WHAT THE EXERCISE ASKS: Copy the entries word for word. Keep the pictures out.

**** RECORDS SHOWN

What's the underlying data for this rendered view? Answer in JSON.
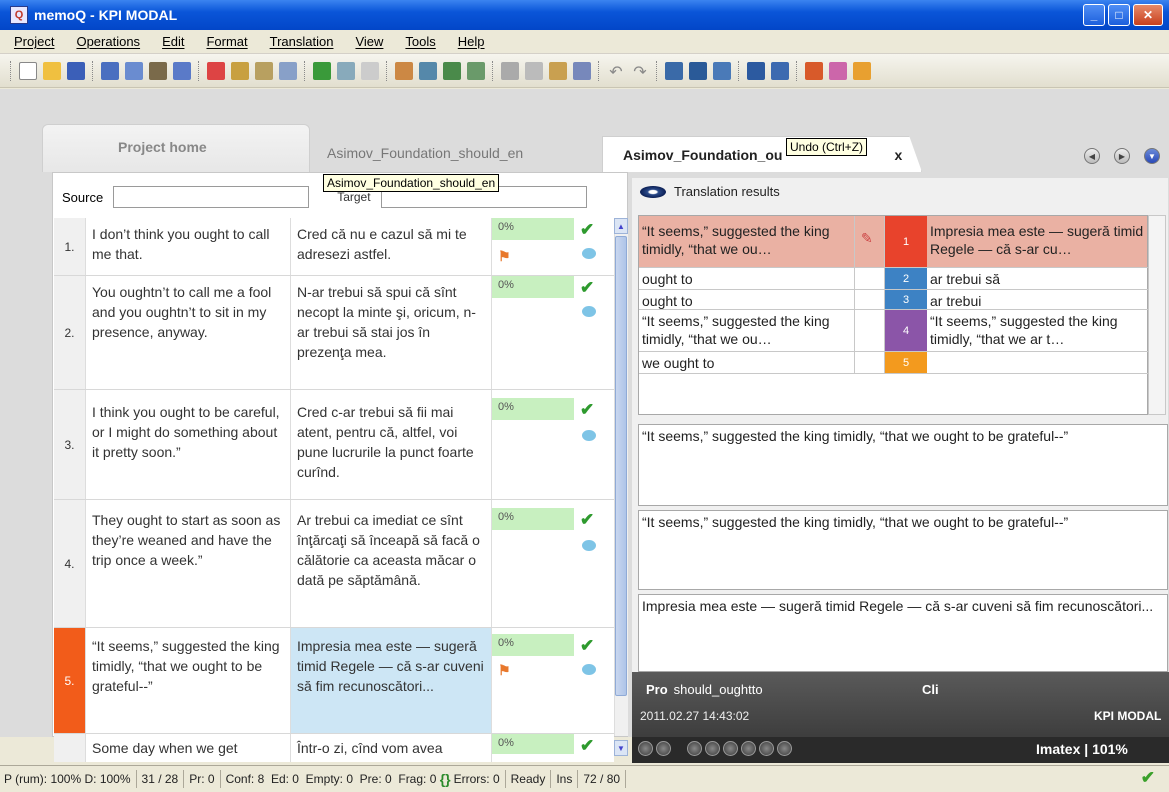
{
  "window": {
    "title": "memoQ - KPI MODAL",
    "app_icon": "Q"
  },
  "menu": [
    "Project",
    "Operations",
    "Edit",
    "Format",
    "Translation",
    "View",
    "Tools",
    "Help"
  ],
  "tabs": {
    "home": "Project home",
    "doc1": "Asimov_Foundation_should_en",
    "doc2": "Asimov_Foundation_ou",
    "doc2_suffix": "x"
  },
  "tooltips": {
    "undo": "Undo (Ctrl+Z)",
    "tab": "Asimov_Foundation_should_en"
  },
  "grid": {
    "source_label": "Source",
    "target_label": "Target",
    "rows": [
      {
        "num": "1.",
        "src": "I don’t think you ought to call me that.",
        "tgt": "Cred că nu e cazul să mi te adresezi astfel.",
        "pct": "0%"
      },
      {
        "num": "2.",
        "src": "You oughtn’t to call me a fool and you oughtn’t to sit in my presence, anyway.",
        "tgt": "N-ar trebui să spui că sînt necopt la minte şi, oricum, n-ar trebui să stai jos în prezenţa mea.",
        "pct": "0%"
      },
      {
        "num": "3.",
        "src": "I think you ought to be careful, or I might do something about it pretty soon.”",
        "tgt": "Cred c-ar trebui să fii mai atent, pentru că, altfel, voi pune lucrurile la punct foarte curînd.",
        "pct": "0%"
      },
      {
        "num": "4.",
        "src": "They ought to start as soon as they’re weaned and have the trip once a week.”",
        "tgt": "Ar trebui ca imediat ce sînt înţărcaţi să înceapă să facă o călătorie ca aceasta măcar o dată pe săptămână.",
        "pct": "0%"
      },
      {
        "num": "5.",
        "src": "“It seems,” suggested the king timidly, “that we ought to be grateful--”",
        "tgt": "Impresia mea este — sugeră timid Regele — că s-ar cuveni să fim recunoscători...",
        "pct": "0%"
      },
      {
        "num": "",
        "src": "Some day when we get",
        "tgt": "Într-o zi, cînd vom avea",
        "pct": "0%"
      }
    ]
  },
  "results": {
    "header": "Translation results",
    "rows": [
      {
        "src": "“It seems,” suggested the king timidly, “that we ou…",
        "num": "1",
        "tgt": "Impresia mea este — sugeră timid Regele — că s-ar cu…",
        "color": "#e8432c"
      },
      {
        "src": "ought to",
        "num": "2",
        "tgt": "ar trebui să",
        "color": "#3d82c4"
      },
      {
        "src": "ought to",
        "num": "3",
        "tgt": "ar trebui",
        "color": "#3d82c4"
      },
      {
        "src": "“It seems,” suggested the king timidly, “that we ou…",
        "num": "4",
        "tgt": "“It seems,” suggested the king timidly, “that we ar t…",
        "color": "#8b55a8"
      },
      {
        "src": "we ought to",
        "num": "5",
        "tgt": "",
        "color": "#f39a1e"
      }
    ]
  },
  "panes": {
    "source_preview": "“It seems,” suggested the king timidly, “that we ought to be grateful--”",
    "compare_preview": "“It seems,” suggested the king timidly, “that we ought to be grateful--”",
    "target_preview": "Impresia mea este — sugeră timid Regele — că s-ar cuveni să fim recunoscători..."
  },
  "meta": {
    "pro_label": "Pro",
    "pro_value": "should_oughtto",
    "cli_label": "Cli",
    "date": "2011.02.27 14:43:02",
    "user": "KPI MODAL",
    "engine": "Imatex",
    "zoom": "101%"
  },
  "status": {
    "rum": "P (rum): 100%",
    "d": "D: 100%",
    "counts": "31 / 28",
    "pr": "Pr: 0",
    "conf": "Conf: 8",
    "ed": "Ed: 0",
    "empty": "Empty: 0",
    "pre": "Pre: 0",
    "frag": "Frag: 0",
    "errors": "Errors: 0",
    "ready": "Ready",
    "ins": "Ins",
    "pos": "72 / 80"
  },
  "colors": {
    "active_row": "#f25c1a",
    "match_green": "#c8f0c0",
    "selected_result": "#eab1a3"
  }
}
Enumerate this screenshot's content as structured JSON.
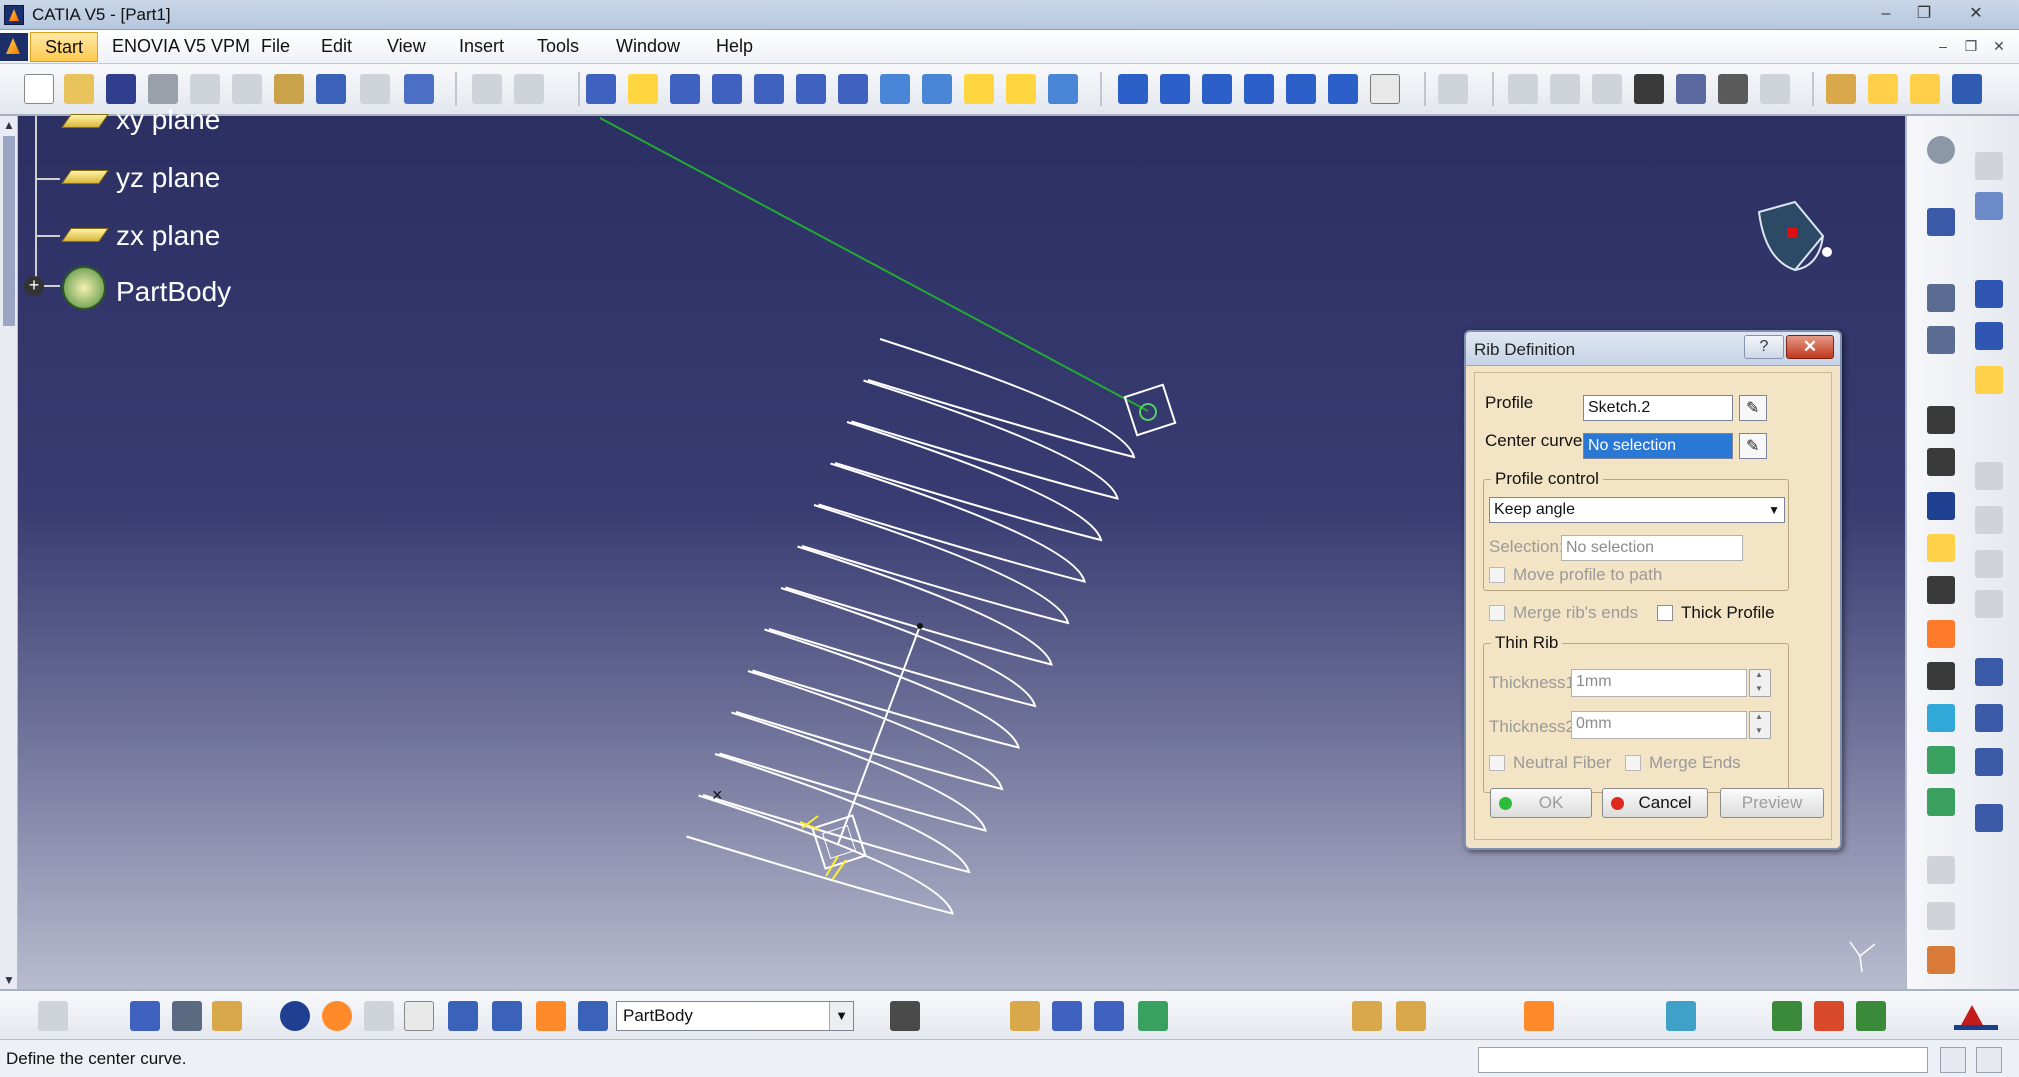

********

EXERCISE SOLUTION:
What's the underlying data for this rendered view? Answer in JSON.
{
  "window": {
    "title": "memoQ - KPI MODAL",
    "app_icon": "Q"
  },
  "menu": [
    "Project",
    "Operations",
    "Edit",
    "Format",
    "Translation",
    "View",
    "Tools",
    "Help"
  ],
  "tabs": {
    "home": "Project home",
    "doc1": "Asimov_Foundation_should_en",
    "doc2": "Asimov_Foundation_ou",
    "doc2_suffix": "x"
  },
  "tooltips": {
    "undo": "Undo (Ctrl+Z)",
    "tab": "Asimov_Foundation_should_en"
  },
  "grid": {
    "source_label": "Source",
    "target_label": "Target",
    "rows": [
      {
        "num": "1.",
        "src": "I don’t think you ought to call me that.",
        "tgt": "Cred că nu e cazul să mi te adresezi astfel.",
        "pct": "0%"
      },
      {
        "num": "2.",
        "src": "You oughtn’t to call me a fool and you oughtn’t to sit in my presence, anyway.",
        "tgt": "N-ar trebui să spui că sînt necopt la minte şi, oricum, n-ar trebui să stai jos în prezenţa mea.",
        "pct": "0%"
      },
      {
        "num": "3.",
        "src": "I think you ought to be careful, or I might do something about it pretty soon.”",
        "tgt": "Cred c-ar trebui să fii mai atent, pentru că, altfel, voi pune lucrurile la punct foarte curînd.",
        "pct": "0%"
      },
      {
        "num": "4.",
        "src": "They ought to start as soon as they’re weaned and have the trip once a week.”",
        "tgt": "Ar trebui ca imediat ce sînt înţărcaţi să înceapă să facă o călătorie ca aceasta măcar o dată pe săptămână.",
        "pct": "0%"
      },
      {
        "num": "5.",
        "src": "“It seems,” suggested the king timidly, “that we ought to be grateful--”",
        "tgt": "Impresia mea este — sugeră timid Regele — că s-ar cuveni să fim recunoscători...",
        "pct": "0%"
      },
      {
        "num": "",
        "src": "Some day when we get",
        "tgt": "Într-o zi, cînd vom avea",
        "pct": "0%"
      }
    ]
  },
  "results": {
    "header": "Translation results",
    "rows": [
      {
        "src": "“It seems,” suggested the king timidly, “that we ou…",
        "num": "1",
        "tgt": "Impresia mea este — sugeră timid Regele — că s-ar cu…",
        "color": "#e8432c"
      },
      {
        "src": "ought to",
        "num": "2",
        "tgt": "ar trebui să",
        "color": "#3d82c4"
      },
      {
        "src": "ought to",
        "num": "3",
        "tgt": "ar trebui",
        "color": "#3d82c4"
      },
      {
        "src": "“It seems,” suggested the king timidly, “that we ou…",
        "num": "4",
        "tgt": "“It seems,” suggested the king timidly, “that we ar t…",
        "color": "#8b55a8"
      },
      {
        "src": "we ought to",
        "num": "5",
        "tgt": "",
        "color": "#f39a1e"
      }
    ]
  },
  "panes": {
    "source_preview": "“It seems,” suggested the king timidly, “that we ought to be grateful--”",
    "compare_preview": "“It seems,” suggested the king timidly, “that we ought to be grateful--”",
    "target_preview": "Impresia mea este — sugeră timid Regele — că s-ar cuveni să fim recunoscători..."
  },
  "meta": {
    "pro_label": "Pro",
    "pro_value": "should_oughtto",
    "cli_label": "Cli",
    "date": "2011.02.27 14:43:02",
    "user": "KPI MODAL",
    "engine": "Imatex",
    "zoom": "101%"
  },
  "status": {
    "rum": "P (rum): 100%",
    "d": "D: 100%",
    "counts": "31 / 28",
    "pr": "Pr: 0",
    "conf": "Conf: 8",
    "ed": "Ed: 0",
    "empty": "Empty: 0",
    "pre": "Pre: 0",
    "frag": "Frag: 0",
    "errors": "Errors: 0",
    "ready": "Ready",
    "ins": "Ins",
    "pos": "72 / 80"
  },
  "colors": {
    "active_row": "#f25c1a",
    "match_green": "#c8f0c0",
    "selected_result": "#eab1a3"
  }
}
Enumerate this screenshot's content as structured JSON.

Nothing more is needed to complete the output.